- Exercise details: Please count how many lines below contain the word "dated" and reply with only that number.

*** Opening of Given records ***

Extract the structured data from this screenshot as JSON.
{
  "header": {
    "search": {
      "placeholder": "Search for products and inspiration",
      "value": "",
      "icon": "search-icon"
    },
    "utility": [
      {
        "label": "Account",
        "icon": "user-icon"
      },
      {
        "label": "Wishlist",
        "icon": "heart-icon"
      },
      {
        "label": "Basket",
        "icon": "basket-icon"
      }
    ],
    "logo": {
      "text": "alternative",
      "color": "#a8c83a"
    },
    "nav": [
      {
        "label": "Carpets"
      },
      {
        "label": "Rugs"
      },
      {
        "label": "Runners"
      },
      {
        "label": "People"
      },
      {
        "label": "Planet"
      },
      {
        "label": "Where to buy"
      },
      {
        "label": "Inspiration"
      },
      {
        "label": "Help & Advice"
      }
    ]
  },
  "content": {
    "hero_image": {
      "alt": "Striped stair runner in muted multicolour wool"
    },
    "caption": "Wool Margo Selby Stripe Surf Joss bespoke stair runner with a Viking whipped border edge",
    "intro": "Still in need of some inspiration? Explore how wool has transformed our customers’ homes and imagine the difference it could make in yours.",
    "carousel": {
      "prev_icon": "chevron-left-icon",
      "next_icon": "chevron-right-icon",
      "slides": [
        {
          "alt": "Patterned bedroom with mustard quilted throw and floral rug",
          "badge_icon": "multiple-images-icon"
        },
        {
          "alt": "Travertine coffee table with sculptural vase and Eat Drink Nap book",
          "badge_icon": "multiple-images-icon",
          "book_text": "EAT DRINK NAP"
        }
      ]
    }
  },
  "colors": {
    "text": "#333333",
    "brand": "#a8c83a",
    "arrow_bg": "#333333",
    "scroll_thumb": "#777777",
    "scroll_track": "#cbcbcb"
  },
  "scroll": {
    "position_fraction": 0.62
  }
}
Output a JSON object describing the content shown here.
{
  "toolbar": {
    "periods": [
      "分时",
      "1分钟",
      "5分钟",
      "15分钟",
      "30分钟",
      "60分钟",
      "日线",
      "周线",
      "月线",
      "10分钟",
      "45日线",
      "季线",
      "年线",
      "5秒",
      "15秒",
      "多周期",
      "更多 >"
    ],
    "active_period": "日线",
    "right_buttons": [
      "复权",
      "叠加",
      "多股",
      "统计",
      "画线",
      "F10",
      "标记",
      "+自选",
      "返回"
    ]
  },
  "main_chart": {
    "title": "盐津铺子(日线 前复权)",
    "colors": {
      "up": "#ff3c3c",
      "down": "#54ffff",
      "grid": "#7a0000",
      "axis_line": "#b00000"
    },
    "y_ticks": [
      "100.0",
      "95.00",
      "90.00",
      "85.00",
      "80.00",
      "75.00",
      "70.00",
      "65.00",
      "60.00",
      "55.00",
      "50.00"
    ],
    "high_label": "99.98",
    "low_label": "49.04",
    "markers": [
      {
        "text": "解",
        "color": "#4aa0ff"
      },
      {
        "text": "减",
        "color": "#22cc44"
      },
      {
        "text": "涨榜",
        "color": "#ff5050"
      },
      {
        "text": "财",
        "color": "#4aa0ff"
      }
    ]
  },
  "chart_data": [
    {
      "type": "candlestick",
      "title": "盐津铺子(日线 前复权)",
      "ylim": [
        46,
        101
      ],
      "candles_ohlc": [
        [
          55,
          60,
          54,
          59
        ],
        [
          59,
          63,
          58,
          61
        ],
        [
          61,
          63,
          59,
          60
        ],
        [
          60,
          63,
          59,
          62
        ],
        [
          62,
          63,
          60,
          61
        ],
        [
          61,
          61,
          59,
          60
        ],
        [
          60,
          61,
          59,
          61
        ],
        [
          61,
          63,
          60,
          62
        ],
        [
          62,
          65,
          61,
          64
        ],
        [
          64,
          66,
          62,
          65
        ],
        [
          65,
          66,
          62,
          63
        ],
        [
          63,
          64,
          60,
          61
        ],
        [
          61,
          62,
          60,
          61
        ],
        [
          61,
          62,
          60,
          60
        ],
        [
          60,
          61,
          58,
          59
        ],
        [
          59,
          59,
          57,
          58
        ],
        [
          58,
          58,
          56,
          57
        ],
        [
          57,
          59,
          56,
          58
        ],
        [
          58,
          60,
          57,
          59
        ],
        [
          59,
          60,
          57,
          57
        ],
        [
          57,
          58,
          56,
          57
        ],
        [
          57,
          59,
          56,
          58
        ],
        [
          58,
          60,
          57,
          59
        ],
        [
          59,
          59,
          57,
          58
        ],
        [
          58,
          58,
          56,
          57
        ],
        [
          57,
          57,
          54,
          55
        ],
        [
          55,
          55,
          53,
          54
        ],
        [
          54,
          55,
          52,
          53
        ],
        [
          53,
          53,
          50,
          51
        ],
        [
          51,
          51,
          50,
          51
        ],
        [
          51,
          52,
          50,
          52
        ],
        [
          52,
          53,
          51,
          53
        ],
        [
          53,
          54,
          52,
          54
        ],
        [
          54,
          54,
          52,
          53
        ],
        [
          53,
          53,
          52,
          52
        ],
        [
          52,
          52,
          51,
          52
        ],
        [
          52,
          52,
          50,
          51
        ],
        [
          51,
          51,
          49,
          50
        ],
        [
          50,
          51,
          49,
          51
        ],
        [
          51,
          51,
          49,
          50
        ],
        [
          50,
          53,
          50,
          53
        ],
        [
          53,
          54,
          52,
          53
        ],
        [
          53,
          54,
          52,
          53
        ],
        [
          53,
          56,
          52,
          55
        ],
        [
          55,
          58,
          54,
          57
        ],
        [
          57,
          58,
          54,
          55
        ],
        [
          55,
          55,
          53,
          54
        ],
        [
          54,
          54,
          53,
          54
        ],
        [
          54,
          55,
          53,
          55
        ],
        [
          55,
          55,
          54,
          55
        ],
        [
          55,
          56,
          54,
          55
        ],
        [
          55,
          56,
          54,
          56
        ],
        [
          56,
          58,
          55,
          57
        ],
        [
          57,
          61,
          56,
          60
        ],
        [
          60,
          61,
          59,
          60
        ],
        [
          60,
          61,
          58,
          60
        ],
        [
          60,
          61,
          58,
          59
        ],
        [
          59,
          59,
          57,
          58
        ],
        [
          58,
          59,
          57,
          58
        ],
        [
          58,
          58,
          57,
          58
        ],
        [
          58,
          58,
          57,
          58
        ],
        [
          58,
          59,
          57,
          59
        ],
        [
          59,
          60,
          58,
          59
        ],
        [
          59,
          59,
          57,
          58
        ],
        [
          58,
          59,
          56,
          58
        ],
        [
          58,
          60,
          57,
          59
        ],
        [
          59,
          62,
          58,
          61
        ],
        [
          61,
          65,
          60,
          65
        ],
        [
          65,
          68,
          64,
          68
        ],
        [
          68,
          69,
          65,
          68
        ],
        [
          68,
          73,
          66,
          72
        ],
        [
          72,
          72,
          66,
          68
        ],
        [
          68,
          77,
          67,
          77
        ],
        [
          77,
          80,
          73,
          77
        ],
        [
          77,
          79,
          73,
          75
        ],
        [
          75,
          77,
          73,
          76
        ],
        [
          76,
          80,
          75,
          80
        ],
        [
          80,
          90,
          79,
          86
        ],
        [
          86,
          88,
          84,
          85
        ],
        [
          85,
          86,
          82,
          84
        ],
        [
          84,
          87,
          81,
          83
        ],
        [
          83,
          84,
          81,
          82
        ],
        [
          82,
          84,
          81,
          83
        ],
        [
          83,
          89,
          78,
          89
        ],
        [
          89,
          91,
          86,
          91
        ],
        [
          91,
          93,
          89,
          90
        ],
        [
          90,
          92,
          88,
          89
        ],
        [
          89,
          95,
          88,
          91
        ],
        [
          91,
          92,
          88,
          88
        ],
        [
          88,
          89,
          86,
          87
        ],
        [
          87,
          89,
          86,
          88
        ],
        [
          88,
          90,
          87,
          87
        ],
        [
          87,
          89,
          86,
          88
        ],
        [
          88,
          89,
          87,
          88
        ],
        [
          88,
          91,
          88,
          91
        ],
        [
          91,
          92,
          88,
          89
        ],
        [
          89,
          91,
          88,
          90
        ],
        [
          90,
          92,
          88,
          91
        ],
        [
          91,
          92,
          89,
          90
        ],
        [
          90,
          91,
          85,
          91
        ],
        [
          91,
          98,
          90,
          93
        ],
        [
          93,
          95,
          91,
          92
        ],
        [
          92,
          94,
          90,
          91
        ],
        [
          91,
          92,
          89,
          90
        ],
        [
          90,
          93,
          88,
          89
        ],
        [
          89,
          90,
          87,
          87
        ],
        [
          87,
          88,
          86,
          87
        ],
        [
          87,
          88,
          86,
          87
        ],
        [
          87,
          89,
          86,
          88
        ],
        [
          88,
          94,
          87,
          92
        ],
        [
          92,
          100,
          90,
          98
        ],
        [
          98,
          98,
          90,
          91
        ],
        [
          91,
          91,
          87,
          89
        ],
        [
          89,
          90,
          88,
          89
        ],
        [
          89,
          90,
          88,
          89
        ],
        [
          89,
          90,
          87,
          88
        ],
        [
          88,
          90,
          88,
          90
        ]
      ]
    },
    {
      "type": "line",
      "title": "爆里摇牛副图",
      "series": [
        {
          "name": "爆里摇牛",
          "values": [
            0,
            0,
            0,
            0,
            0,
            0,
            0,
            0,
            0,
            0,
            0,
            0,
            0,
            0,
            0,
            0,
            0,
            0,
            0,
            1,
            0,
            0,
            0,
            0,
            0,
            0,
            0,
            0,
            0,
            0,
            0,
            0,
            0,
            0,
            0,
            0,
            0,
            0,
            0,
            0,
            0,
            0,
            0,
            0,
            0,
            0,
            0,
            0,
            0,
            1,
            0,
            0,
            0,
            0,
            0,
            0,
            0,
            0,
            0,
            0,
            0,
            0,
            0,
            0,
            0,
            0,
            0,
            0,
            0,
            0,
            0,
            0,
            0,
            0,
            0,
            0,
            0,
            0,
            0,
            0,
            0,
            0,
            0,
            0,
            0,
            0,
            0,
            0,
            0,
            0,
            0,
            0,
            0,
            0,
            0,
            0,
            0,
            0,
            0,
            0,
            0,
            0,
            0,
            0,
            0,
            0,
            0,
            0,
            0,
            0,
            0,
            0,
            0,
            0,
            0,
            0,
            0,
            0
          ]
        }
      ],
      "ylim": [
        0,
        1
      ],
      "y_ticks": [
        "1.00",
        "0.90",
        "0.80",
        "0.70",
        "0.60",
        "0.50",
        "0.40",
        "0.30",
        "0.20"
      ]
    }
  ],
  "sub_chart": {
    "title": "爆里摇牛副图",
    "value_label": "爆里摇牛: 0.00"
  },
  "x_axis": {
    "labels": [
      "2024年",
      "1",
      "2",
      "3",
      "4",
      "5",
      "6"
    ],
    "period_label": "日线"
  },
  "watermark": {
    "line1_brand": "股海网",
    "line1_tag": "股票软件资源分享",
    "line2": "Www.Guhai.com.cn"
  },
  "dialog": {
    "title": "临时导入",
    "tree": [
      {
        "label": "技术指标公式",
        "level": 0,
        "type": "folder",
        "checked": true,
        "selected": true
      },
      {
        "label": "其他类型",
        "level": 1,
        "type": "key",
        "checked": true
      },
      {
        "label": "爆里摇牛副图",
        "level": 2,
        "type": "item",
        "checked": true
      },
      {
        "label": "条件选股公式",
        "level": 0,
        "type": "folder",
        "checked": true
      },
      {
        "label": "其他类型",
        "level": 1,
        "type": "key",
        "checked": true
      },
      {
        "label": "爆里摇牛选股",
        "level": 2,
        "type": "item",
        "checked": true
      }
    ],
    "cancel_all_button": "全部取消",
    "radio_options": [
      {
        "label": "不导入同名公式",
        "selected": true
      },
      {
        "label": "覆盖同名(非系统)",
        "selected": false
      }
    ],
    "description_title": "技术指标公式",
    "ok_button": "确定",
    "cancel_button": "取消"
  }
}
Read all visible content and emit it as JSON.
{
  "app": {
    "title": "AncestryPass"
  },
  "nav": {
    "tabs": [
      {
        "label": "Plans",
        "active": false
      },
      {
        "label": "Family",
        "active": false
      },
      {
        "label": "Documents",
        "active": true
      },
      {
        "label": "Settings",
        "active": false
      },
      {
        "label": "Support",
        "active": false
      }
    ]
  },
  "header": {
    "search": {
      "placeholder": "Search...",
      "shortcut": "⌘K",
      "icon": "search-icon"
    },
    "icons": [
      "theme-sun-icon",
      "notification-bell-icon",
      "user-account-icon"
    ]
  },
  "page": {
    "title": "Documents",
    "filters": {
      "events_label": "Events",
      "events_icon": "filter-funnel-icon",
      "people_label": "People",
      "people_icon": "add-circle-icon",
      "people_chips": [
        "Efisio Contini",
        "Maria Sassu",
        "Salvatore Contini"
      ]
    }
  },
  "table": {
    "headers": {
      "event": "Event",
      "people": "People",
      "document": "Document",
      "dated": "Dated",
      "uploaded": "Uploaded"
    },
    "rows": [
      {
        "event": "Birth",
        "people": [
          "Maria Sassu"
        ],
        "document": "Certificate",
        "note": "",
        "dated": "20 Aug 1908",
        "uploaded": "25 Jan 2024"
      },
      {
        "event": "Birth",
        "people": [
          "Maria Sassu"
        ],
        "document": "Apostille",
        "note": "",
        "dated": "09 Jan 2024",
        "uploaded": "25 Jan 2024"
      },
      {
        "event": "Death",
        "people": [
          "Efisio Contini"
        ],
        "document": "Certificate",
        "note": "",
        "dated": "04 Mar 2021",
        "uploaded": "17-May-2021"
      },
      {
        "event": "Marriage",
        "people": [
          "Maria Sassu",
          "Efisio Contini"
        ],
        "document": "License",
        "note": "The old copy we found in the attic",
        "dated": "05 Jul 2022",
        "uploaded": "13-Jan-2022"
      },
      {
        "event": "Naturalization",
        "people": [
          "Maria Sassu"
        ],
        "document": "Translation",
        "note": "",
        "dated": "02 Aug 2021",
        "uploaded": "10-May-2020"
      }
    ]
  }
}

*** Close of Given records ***

- Reply: 6